Of the many ways Turkey changed me, the one that's been most apparent to me is how I'm more willing to experience the new. More importantly, to give the new a second chance. I bring it up because I'm sitting here, in this old-school coffee shop that's a hipster's wet dream, next to the man I've barely started dating, and drinking a coffee-ish beverage I don't entirely dislike. All of those things (okay maybe not the coffee shop but just let me have this one) belong in a category of my life I didn't think I'd achieve in the near future, if ever. Yet here I am.

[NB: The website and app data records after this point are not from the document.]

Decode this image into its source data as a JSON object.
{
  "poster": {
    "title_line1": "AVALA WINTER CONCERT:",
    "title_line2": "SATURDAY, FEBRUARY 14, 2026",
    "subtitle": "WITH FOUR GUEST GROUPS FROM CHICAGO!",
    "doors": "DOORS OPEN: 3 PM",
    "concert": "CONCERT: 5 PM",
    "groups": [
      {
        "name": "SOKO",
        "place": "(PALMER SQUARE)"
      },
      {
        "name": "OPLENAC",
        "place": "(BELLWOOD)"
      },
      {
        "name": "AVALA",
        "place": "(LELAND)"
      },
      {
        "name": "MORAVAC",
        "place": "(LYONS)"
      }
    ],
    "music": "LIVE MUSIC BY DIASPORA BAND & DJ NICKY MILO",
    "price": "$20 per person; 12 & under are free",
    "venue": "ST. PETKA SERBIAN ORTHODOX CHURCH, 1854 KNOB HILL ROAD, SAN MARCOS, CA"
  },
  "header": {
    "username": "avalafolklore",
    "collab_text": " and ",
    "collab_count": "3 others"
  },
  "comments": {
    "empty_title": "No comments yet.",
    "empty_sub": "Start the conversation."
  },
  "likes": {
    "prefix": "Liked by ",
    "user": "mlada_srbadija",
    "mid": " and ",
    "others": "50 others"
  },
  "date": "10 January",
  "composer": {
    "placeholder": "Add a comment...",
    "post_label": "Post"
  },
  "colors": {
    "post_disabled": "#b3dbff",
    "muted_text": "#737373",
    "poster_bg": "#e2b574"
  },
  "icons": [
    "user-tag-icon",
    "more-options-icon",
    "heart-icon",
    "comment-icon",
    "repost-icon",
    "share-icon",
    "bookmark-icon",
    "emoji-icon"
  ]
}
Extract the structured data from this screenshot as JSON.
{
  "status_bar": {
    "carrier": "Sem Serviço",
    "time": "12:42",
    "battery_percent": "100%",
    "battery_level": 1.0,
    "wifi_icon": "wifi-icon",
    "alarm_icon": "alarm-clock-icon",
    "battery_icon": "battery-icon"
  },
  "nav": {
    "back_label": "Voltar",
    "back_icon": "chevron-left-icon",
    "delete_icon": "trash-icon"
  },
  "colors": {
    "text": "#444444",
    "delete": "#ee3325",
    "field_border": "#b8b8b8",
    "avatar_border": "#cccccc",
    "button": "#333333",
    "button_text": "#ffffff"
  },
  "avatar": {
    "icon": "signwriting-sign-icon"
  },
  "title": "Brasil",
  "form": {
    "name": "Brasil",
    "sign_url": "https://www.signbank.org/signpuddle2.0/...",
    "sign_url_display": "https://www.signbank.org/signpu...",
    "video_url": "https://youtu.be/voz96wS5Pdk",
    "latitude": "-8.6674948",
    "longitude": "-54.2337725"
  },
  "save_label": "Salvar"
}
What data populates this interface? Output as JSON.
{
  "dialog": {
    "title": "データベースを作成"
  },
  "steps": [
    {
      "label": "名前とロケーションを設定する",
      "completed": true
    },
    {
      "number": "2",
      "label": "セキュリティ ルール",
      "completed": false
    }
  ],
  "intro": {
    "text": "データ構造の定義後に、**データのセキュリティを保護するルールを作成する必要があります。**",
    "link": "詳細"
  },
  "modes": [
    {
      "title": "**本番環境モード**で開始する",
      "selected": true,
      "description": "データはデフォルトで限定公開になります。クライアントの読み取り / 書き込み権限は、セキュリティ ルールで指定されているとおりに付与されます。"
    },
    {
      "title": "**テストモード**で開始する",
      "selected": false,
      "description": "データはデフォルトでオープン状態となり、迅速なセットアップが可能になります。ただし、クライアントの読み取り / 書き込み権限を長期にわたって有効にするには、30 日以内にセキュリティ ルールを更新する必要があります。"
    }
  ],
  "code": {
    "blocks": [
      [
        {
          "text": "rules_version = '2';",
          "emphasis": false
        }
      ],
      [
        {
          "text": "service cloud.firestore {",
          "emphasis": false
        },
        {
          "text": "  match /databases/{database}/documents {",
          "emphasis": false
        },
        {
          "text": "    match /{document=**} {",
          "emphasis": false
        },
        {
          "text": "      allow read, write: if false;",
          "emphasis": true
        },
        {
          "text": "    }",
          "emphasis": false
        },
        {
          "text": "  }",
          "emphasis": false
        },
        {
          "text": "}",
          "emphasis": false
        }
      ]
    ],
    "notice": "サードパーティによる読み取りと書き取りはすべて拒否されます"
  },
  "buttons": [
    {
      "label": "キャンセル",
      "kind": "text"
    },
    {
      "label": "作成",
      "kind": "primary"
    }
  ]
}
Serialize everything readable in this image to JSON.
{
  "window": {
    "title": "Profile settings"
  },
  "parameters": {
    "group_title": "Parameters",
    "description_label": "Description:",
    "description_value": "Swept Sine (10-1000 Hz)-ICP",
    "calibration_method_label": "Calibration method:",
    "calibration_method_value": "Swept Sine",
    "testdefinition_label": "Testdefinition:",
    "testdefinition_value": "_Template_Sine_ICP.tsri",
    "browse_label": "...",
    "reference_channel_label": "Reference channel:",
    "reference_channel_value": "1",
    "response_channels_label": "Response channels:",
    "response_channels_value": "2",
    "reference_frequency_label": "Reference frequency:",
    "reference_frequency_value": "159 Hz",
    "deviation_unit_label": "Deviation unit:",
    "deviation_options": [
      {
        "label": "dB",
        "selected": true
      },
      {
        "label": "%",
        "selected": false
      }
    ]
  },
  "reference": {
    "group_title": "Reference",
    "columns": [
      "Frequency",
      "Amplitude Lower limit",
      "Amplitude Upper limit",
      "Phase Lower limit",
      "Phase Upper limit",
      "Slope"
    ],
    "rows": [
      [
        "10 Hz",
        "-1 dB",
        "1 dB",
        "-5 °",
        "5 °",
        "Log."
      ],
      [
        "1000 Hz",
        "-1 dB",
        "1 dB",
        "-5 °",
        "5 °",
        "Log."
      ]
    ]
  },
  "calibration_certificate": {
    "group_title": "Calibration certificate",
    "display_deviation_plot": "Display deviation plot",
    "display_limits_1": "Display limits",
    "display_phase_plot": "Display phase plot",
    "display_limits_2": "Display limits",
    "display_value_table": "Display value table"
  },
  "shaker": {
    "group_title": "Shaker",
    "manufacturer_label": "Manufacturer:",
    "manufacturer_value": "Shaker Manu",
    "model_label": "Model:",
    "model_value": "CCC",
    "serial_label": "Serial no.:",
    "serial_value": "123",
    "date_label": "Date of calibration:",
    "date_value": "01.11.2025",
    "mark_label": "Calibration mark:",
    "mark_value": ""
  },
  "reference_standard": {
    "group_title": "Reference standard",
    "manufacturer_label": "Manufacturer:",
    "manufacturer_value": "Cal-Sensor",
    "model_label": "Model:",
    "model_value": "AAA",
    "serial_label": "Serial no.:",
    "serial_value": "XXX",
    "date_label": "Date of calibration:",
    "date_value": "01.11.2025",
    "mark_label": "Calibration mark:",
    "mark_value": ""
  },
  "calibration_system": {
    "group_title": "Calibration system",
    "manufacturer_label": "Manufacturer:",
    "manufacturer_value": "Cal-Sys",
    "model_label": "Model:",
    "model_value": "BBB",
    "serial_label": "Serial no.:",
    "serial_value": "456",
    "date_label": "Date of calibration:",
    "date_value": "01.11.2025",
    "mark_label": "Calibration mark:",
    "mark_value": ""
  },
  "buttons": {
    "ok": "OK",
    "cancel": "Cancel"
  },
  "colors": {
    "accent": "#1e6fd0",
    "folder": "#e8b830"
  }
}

This isn't a change many others have been able to notice mostly because I tended to put off a vibe of being into the new and ever-changing way of life. And to a certain point that's true. I did, after all, make the decision to fly across the world in the first place. The thing is, that's a biggie. I'm great at making those kinds of life-changing, massive choices that'll continue to affect my life for years. Taking out a large sum of money in loans, for example. Or going to an out-of-state college, away from all the friends and family I'd known in Nevada. Those were major transitions, but making the choice to try a dirty chai despite my hatred of coffee; that's not something I would have been able to do before. I would've stuck with my tea.

Honestly I would've stuck with a lot of things. I wouldn't have bought a new computer, I wouldn't have fixed my shitty front teeth, and I wouldn't be soaking up the happiness resulting from a certain boyfriend I'd like to be kissing right now. Admittedly that last one might end up being one of those big, life-changing decisions, but one thing that hasn't changed is my inability to soberly acknowledge the importance of the man I'm emotionally attached to. Don't worry, I'm working on it.

While I'm glad I've always been able to readily make a huge decision, these smaller changes to my daily routine are the ones I'm happiest about. The tiny things are what's shaping me into the person who makes those big choices, and so far that person has been kicking ass.

Hope you're all doing the same.